As you know, I’ve been skulking around my archives since I can’t really moved about at will. I found this picture. I made it back around a hundred years ago. Or, 2014. It says a lot about New Orleans.
This a second line that is so closely packed that it looks as if they are a mission of some kind. Or, they are waiting for some big concert. Then, you see a tuba. Ah, you start to think.
That’s about the point when you probably should open the picture as big as you can. You’ll see things that makes New Orleans the place it is today. Look at the top of the picture at both the left and right corners. The one way signs. This is a corner, at which for no rhyme or reason, the city changed directions of the street. Imagine this pre-Katrina. This was a fully functioning neighborhood.
Then, there is Waldo. Well, not really Waldo. A photographer friend of mine. He’s right there in the middle. Sort of. See the woman wearing red pants and a black shirt? Walking just before the Cadillac car? Look just behind her head. You’ll see a guy pointing a little video camera. That’s him. Funny. I never saw him when I made the picture. But, when I downloaded and opened it up, there he was. Plain as day. Or. something like that.
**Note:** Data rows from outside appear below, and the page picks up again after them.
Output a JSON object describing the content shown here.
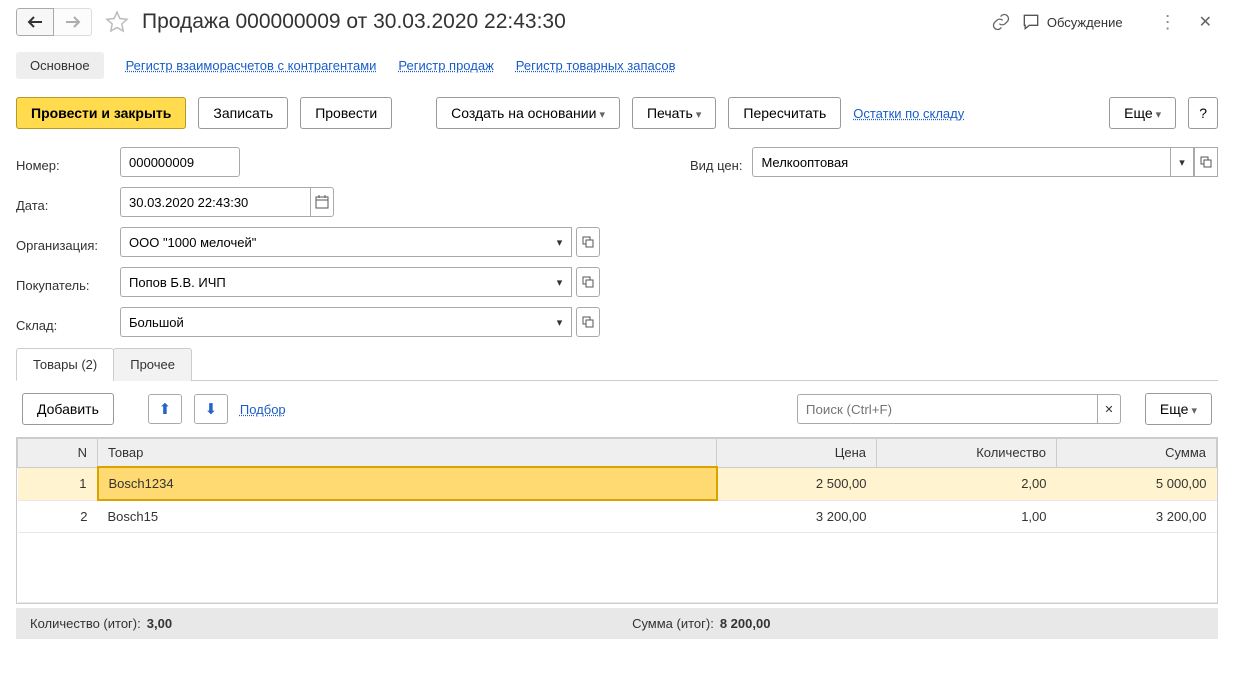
{
  "header": {
    "title": "Продажа 000000009 от 30.03.2020 22:43:30",
    "discuss_label": "Обсуждение"
  },
  "nav": {
    "main": "Основное",
    "links": [
      "Регистр взаиморасчетов с контрагентами",
      "Регистр продаж",
      "Регистр товарных запасов"
    ]
  },
  "toolbar": {
    "post_close": "Провести и закрыть",
    "save": "Записать",
    "post": "Провести",
    "create_based": "Создать на основании",
    "print": "Печать",
    "recalc": "Пересчитать",
    "stock_link": "Остатки по складу",
    "more": "Еще",
    "help": "?"
  },
  "fields": {
    "number_label": "Номер:",
    "number": "000000009",
    "date_label": "Дата:",
    "date": "30.03.2020 22:43:30",
    "org_label": "Организация:",
    "org": "ООО \"1000 мелочей\"",
    "customer_label": "Покупатель:",
    "customer": "Попов Б.В. ИЧП",
    "warehouse_label": "Склад:",
    "warehouse": "Большой",
    "price_type_label": "Вид цен:",
    "price_type": "Мелкооптовая"
  },
  "tabs": {
    "goods": "Товары (2)",
    "other": "Прочее"
  },
  "tablebar": {
    "add": "Добавить",
    "pick": "Подбор",
    "search_placeholder": "Поиск (Ctrl+F)",
    "more": "Еще"
  },
  "table": {
    "headers": {
      "n": "N",
      "item": "Товар",
      "price": "Цена",
      "qty": "Количество",
      "sum": "Сумма"
    },
    "rows": [
      {
        "n": "1",
        "item": "Bosch1234",
        "price": "2 500,00",
        "qty": "2,00",
        "sum": "5 000,00"
      },
      {
        "n": "2",
        "item": "Bosch15",
        "price": "3 200,00",
        "qty": "1,00",
        "sum": "3 200,00"
      }
    ]
  },
  "totals": {
    "qty_label": "Количество (итог):",
    "qty": "3,00",
    "sum_label": "Сумма (итог):",
    "sum": "8 200,00"
  }
}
The picture. These are the kinds of second line pictures I wish I could make. Always. I make a lot of “coming out the door” pictures. I’m in the middle of the scrum. That’s fine if you do it once or twice. But, after reviewing fives years of them, aside from the moment, they all look about the same.
If I look at my photographer friends’ pictures, they do too. Aside from post production techniques, most of our pictures look the same. And, why not? We all learn from each other. My goal in my last days on the street was to make something a little different. Note that. I didn’t say better. I don’t know if it’s better. I said different.
There’s a reason for the sameness. We are all working from the original template laid down by the late, great Michael P. Smith, who documented all of this for thirty years starting in the early 1980s. He generally worked from the front and tried to drift into the right place. Waldo, or Christopher Porche-West as he is really known, also started about that time. His difference came by inviting fully suited Indians into a studio and making formal portraits of them. Some of his work lives in the Smithsonian. A place, where I’m pretty certain my work will never reside.
There is also a good amount of luck in this picture. Normally, once you are inside of the bounds of the route, it’s hard to get outside. I managed to find a back door and did that. But, I didn’t come out where I hoped. That would have been at the front of the second line. Instead, I came out here.
Turns out, it wasn’t such a bad location.